— Activity —
What is the number of lines in the entries that contain the word "JSON"? Reply with that number only.

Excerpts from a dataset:
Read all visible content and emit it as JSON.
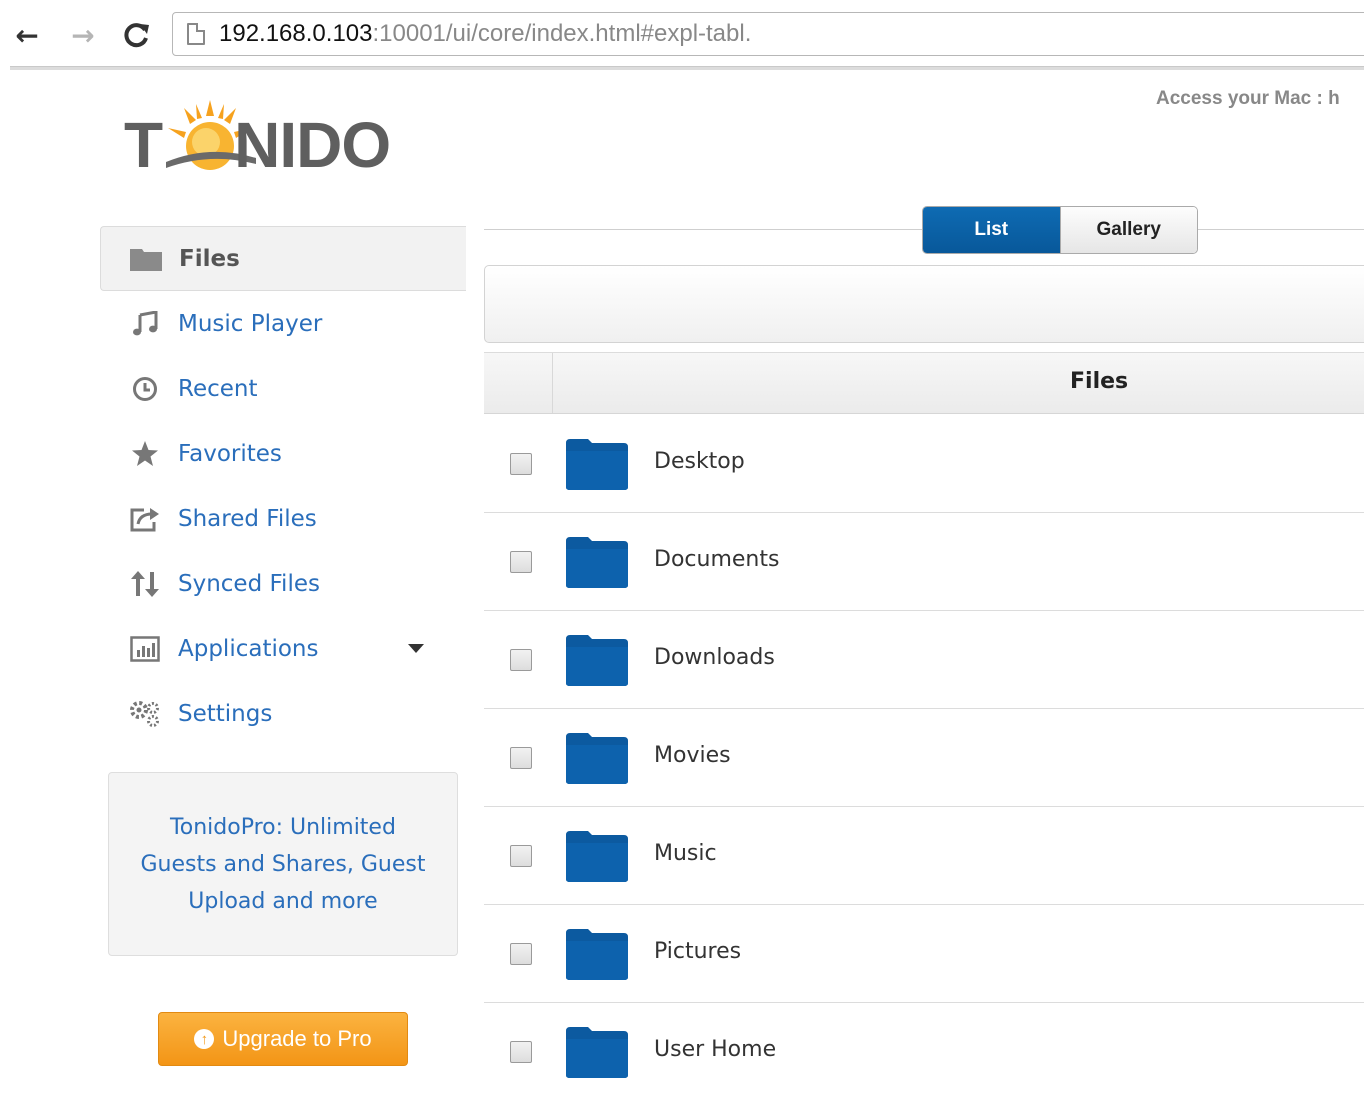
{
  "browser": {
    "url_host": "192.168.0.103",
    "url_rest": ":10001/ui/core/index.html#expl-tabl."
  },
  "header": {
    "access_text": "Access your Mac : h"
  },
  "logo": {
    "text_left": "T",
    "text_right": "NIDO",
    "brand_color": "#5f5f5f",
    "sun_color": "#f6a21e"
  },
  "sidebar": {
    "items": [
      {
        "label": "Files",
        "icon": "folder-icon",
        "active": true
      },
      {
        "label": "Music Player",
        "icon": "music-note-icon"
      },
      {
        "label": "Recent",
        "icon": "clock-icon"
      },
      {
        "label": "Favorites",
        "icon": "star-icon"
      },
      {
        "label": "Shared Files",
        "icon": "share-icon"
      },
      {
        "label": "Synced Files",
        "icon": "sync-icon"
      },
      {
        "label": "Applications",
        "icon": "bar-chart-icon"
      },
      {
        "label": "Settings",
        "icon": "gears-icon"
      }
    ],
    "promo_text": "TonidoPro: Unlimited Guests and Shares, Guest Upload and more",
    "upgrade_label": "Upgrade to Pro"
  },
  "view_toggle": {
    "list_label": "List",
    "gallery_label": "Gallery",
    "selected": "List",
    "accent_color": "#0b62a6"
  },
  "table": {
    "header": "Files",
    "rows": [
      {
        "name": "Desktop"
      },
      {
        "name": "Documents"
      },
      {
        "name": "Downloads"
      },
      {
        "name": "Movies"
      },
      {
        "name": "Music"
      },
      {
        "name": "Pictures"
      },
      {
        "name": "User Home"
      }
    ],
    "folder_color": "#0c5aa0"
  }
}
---
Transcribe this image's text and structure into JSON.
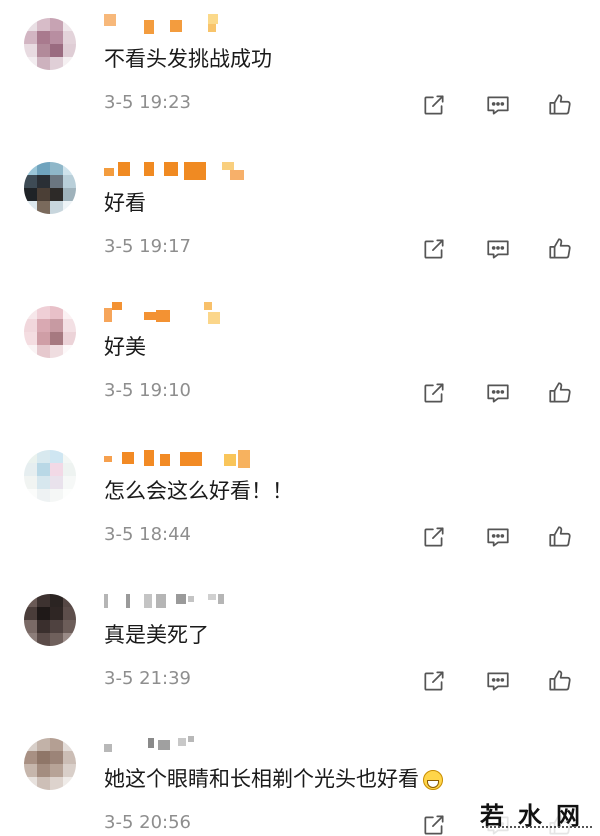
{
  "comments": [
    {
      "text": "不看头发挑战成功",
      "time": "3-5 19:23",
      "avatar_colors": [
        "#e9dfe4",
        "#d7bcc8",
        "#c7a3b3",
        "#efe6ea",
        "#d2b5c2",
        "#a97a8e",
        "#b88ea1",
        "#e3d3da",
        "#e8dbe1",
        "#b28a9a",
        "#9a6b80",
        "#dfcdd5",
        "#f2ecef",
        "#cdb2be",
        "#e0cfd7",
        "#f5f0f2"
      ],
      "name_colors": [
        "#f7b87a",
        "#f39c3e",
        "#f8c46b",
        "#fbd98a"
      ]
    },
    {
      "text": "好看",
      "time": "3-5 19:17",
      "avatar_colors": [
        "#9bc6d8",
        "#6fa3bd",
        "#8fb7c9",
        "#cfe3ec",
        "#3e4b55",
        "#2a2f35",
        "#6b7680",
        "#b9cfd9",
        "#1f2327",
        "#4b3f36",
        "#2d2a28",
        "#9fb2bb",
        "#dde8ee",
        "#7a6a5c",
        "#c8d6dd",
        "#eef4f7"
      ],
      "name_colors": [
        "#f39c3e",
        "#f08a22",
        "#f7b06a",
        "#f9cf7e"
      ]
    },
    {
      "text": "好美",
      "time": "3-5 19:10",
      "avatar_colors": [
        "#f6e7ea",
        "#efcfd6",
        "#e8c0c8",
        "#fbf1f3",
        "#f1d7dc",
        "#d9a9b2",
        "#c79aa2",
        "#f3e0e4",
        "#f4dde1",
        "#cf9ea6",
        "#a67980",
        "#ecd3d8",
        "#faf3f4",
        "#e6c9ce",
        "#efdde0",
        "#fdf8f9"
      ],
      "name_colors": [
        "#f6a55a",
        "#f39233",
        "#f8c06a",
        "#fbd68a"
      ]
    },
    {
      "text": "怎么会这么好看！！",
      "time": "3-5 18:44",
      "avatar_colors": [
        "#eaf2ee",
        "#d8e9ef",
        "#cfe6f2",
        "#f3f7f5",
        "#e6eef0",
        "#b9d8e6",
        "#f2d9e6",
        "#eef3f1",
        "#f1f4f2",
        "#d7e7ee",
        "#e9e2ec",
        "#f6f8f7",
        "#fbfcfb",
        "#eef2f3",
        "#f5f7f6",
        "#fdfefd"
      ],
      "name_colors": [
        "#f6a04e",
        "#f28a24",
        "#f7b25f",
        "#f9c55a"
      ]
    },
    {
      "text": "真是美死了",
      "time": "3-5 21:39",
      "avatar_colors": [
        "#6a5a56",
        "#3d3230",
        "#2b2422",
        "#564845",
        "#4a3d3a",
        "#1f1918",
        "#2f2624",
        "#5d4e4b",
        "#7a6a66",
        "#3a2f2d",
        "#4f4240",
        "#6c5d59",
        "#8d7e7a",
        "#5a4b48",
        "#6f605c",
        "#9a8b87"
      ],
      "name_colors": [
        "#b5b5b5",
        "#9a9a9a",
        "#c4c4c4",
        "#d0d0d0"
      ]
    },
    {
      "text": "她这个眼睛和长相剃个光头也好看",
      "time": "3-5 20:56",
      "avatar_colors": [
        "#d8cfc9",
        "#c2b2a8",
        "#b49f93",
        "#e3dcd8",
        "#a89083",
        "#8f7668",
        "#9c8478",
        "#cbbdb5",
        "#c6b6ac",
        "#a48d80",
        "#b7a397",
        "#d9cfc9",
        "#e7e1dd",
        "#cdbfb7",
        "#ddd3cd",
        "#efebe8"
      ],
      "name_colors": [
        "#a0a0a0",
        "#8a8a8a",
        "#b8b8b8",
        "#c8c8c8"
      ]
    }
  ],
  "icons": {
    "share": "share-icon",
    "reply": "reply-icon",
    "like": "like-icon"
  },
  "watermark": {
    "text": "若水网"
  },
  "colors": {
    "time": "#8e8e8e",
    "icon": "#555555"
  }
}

— Output for this task —
2